══ Data for review ══

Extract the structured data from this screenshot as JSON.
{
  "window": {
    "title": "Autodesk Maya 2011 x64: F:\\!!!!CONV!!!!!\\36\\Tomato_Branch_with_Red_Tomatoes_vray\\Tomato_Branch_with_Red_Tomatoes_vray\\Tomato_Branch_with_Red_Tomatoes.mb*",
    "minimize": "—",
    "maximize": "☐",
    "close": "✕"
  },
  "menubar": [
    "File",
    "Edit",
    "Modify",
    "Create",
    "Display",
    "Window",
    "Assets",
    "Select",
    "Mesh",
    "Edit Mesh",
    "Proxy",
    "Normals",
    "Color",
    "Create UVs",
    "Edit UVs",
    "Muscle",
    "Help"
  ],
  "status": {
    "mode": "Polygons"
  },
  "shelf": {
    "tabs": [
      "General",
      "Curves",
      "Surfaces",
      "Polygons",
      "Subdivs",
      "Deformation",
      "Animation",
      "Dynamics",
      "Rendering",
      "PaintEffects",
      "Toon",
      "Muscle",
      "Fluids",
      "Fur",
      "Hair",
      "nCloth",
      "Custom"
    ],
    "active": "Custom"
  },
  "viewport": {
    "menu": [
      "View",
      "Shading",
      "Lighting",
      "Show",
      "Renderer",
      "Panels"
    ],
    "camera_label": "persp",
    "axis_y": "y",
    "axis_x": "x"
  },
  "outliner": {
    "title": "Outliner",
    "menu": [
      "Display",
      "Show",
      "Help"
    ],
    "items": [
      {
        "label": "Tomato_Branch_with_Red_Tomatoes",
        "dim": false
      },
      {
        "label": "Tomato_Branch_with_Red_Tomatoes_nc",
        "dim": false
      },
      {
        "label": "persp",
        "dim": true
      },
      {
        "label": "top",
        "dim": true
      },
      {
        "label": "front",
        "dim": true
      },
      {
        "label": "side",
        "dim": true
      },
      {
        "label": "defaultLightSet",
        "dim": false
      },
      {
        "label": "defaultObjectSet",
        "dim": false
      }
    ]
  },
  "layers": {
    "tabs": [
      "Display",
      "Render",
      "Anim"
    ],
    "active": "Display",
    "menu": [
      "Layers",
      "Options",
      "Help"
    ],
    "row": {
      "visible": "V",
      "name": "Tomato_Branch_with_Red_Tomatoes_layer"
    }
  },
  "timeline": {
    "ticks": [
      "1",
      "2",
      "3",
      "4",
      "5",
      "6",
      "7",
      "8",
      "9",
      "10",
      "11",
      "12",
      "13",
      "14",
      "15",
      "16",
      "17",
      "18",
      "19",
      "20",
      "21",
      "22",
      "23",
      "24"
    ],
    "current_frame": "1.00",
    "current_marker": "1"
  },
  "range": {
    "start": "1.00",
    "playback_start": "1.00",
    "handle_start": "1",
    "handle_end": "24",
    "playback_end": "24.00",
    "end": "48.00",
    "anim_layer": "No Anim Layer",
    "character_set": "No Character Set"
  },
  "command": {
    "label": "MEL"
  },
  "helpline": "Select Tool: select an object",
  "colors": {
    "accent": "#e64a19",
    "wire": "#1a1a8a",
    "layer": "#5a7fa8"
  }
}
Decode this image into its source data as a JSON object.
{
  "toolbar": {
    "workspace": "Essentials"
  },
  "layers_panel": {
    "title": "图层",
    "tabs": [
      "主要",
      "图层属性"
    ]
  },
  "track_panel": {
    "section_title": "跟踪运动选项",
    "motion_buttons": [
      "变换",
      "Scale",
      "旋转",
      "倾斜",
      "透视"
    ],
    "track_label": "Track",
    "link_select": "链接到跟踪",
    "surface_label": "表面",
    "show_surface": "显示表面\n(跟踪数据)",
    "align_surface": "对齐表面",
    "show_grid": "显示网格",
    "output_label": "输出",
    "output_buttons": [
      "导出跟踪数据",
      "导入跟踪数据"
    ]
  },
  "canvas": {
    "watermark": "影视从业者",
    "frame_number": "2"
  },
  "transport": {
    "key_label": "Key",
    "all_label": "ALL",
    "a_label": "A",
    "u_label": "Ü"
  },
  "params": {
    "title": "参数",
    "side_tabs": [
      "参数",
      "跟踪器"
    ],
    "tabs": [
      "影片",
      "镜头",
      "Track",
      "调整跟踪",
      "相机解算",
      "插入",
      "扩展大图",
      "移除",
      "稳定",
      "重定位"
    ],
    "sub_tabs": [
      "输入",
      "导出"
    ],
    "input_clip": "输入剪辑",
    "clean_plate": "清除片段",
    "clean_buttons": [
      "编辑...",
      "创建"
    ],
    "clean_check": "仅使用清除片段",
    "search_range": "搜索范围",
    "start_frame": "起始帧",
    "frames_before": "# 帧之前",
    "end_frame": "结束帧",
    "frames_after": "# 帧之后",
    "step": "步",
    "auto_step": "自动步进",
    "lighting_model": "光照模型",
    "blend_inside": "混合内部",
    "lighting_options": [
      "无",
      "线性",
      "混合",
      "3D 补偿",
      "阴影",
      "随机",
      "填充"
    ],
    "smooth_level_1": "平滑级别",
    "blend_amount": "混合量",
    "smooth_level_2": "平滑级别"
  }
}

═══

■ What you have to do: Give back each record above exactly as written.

■ Response box:
Extract the structured data from this screenshot as JSON.
{
  "window": {
    "title": "Autodesk Maya 2011 x64: F:\\!!!!CONV!!!!!\\36\\Tomato_Branch_with_Red_Tomatoes_vray\\Tomato_Branch_with_Red_Tomatoes_vray\\Tomato_Branch_with_Red_Tomatoes.mb*",
    "minimize": "—",
    "maximize": "☐",
    "close": "✕"
  },
  "menubar": [
    "File",
    "Edit",
    "Modify",
    "Create",
    "Display",
    "Window",
    "Assets",
    "Select",
    "Mesh",
    "Edit Mesh",
    "Proxy",
    "Normals",
    "Color",
    "Create UVs",
    "Edit UVs",
    "Muscle",
    "Help"
  ],
  "status": {
    "mode": "Polygons"
  },
  "shelf": {
    "tabs": [
      "General",
      "Curves",
      "Surfaces",
      "Polygons",
      "Subdivs",
      "Deformation",
      "Animation",
      "Dynamics",
      "Rendering",
      "PaintEffects",
      "Toon",
      "Muscle",
      "Fluids",
      "Fur",
      "Hair",
      "nCloth",
      "Custom"
    ],
    "active": "Custom"
  },
  "viewport": {
    "menu": [
      "View",
      "Shading",
      "Lighting",
      "Show",
      "Renderer",
      "Panels"
    ],
    "camera_label": "persp",
    "axis_y": "y",
    "axis_x": "x"
  },
  "outliner": {
    "title": "Outliner",
    "menu": [
      "Display",
      "Show",
      "Help"
    ],
    "items": [
      {
        "label": "Tomato_Branch_with_Red_Tomatoes",
        "dim": false
      },
      {
        "label": "Tomato_Branch_with_Red_Tomatoes_nc",
        "dim": false
      },
      {
        "label": "persp",
        "dim": true
      },
      {
        "label": "top",
        "dim": true
      },
      {
        "label": "front",
        "dim": true
      },
      {
        "label": "side",
        "dim": true
      },
      {
        "label": "defaultLightSet",
        "dim": false
      },
      {
        "label": "defaultObjectSet",
        "dim": false
      }
    ]
  },
  "layers": {
    "tabs": [
      "Display",
      "Render",
      "Anim"
    ],
    "active": "Display",
    "menu": [
      "Layers",
      "Options",
      "Help"
    ],
    "row": {
      "visible": "V",
      "name": "Tomato_Branch_with_Red_Tomatoes_layer"
    }
  },
  "timeline": {
    "ticks": [
      "1",
      "2",
      "3",
      "4",
      "5",
      "6",
      "7",
      "8",
      "9",
      "10",
      "11",
      "12",
      "13",
      "14",
      "15",
      "16",
      "17",
      "18",
      "19",
      "20",
      "21",
      "22",
      "23",
      "24"
    ],
    "current_frame": "1.00",
    "current_marker": "1"
  },
  "range": {
    "start": "1.00",
    "playback_start": "1.00",
    "handle_start": "1",
    "handle_end": "24",
    "playback_end": "24.00",
    "end": "48.00",
    "anim_layer": "No Anim Layer",
    "character_set": "No Character Set"
  },
  "command": {
    "label": "MEL"
  },
  "helpline": "Select Tool: select an object",
  "colors": {
    "accent": "#e64a19",
    "wire": "#1a1a8a",
    "layer": "#5a7fa8"
  }
}
Decode this image into its source data as a JSON object.
{
  "toolbar": {
    "workspace": "Essentials"
  },
  "layers_panel": {
    "title": "图层",
    "tabs": [
      "主要",
      "图层属性"
    ]
  },
  "track_panel": {
    "section_title": "跟踪运动选项",
    "motion_buttons": [
      "变换",
      "Scale",
      "旋转",
      "倾斜",
      "透视"
    ],
    "track_label": "Track",
    "link_select": "链接到跟踪",
    "surface_label": "表面",
    "show_surface": "显示表面\n(跟踪数据)",
    "align_surface": "对齐表面",
    "show_grid": "显示网格",
    "output_label": "输出",
    "output_buttons": [
      "导出跟踪数据",
      "导入跟踪数据"
    ]
  },
  "canvas": {
    "watermark": "影视从业者",
    "frame_number": "2"
  },
  "transport": {
    "key_label": "Key",
    "all_label": "ALL",
    "a_label": "A",
    "u_label": "Ü"
  },
  "params": {
    "title": "参数",
    "side_tabs": [
      "参数",
      "跟踪器"
    ],
    "tabs": [
      "影片",
      "镜头",
      "Track",
      "调整跟踪",
      "相机解算",
      "插入",
      "扩展大图",
      "移除",
      "稳定",
      "重定位"
    ],
    "sub_tabs": [
      "输入",
      "导出"
    ],
    "input_clip": "输入剪辑",
    "clean_plate": "清除片段",
    "clean_buttons": [
      "编辑...",
      "创建"
    ],
    "clean_check": "仅使用清除片段",
    "search_range": "搜索范围",
    "start_frame": "起始帧",
    "frames_before": "# 帧之前",
    "end_frame": "结束帧",
    "frames_after": "# 帧之后",
    "step": "步",
    "auto_step": "自动步进",
    "lighting_model": "光照模型",
    "blend_inside": "混合内部",
    "lighting_options": [
      "无",
      "线性",
      "混合",
      "3D 补偿",
      "阴影",
      "随机",
      "填充"
    ],
    "smooth_level_1": "平滑级别",
    "blend_amount": "混合量",
    "smooth_level_2": "平滑级别"
  }
}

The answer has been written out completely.